The House Social Security subcommittee aegreed yesterday to shift the date of the annual Social Security cost-of-living increase from July 3 to Oct. 3 to help achieve budget savings sought by Congress and the president.

The change, which would reduce payments by $700 million in fiscal 1982, would be in two stages: instead of getting a single cost-of-living increase on July 3, 1982, beneficiaries would receive half the cost-of-living increase on May 3 and the other half on Oct. 3. This two-payment system would apply only in 1982. After that, increased would be paid only once a year, in October.

The new system, as tentatively approved by the subcommittee, also contains technical changes in base-year calculations that would provide additional savings each year -- $1 billion in fiscal '83, $1.1 billion in fiscal '84 and slightly larger savings each year thereafter because of a time lag between the actual increases in the cost of living and payment of the automatic benefit increase. But these savings may be reduced later if the time lag is eliminated.

For the moment, the subcommittee duced away from changing the actual cost-of-living formula, which would produce much larger savings, because, Rep. Richard A. Gephardt (D-Mo.) said, it is "too much political dynamite." President Reagan opposes a formula change at present.

Other changes voted:

Rounding down monthly payment checks to the nearest dollar, which would produce a saving of about $45 million in fiscal '82, rising to $500 million by 1986.
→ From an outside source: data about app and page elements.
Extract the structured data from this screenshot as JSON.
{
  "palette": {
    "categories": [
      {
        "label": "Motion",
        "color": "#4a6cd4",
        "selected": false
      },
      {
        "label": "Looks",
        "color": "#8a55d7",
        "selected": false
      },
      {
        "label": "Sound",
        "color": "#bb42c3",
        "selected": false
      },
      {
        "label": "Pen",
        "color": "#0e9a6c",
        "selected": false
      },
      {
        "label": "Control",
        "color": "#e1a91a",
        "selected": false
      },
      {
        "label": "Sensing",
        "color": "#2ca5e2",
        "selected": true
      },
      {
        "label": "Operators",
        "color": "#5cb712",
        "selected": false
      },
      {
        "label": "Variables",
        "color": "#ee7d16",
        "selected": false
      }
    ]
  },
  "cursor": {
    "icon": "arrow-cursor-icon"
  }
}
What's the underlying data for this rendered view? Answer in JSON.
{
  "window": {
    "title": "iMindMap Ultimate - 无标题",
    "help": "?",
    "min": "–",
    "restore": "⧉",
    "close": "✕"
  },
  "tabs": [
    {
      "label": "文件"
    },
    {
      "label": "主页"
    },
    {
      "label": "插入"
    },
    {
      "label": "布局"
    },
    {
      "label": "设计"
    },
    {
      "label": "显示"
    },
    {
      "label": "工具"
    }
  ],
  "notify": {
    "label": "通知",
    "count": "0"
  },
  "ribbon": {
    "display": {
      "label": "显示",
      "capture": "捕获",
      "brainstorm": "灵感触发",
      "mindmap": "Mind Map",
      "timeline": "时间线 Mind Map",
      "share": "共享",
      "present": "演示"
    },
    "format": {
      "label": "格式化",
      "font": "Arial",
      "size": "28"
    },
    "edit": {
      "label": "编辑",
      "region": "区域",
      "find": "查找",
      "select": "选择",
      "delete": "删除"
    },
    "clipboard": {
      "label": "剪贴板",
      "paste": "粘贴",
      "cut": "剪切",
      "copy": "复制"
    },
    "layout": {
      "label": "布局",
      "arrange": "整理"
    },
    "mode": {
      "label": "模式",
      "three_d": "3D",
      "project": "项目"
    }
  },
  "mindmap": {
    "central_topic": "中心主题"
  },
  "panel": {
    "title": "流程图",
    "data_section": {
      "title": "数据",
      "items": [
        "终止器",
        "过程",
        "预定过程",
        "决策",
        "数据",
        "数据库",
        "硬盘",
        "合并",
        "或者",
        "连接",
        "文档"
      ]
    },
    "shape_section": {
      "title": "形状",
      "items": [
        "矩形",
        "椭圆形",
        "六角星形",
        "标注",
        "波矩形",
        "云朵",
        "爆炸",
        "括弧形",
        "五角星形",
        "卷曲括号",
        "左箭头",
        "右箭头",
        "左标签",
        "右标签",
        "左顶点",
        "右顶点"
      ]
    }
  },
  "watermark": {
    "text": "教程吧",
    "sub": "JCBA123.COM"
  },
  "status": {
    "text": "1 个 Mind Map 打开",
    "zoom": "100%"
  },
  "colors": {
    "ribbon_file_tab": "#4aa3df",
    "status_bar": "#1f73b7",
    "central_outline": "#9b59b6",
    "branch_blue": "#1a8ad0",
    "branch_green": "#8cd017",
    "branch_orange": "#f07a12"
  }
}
Placing a cap on gross disability programs (excluding veterans' disability programs) equal to 80 percent of the individual's former earnings.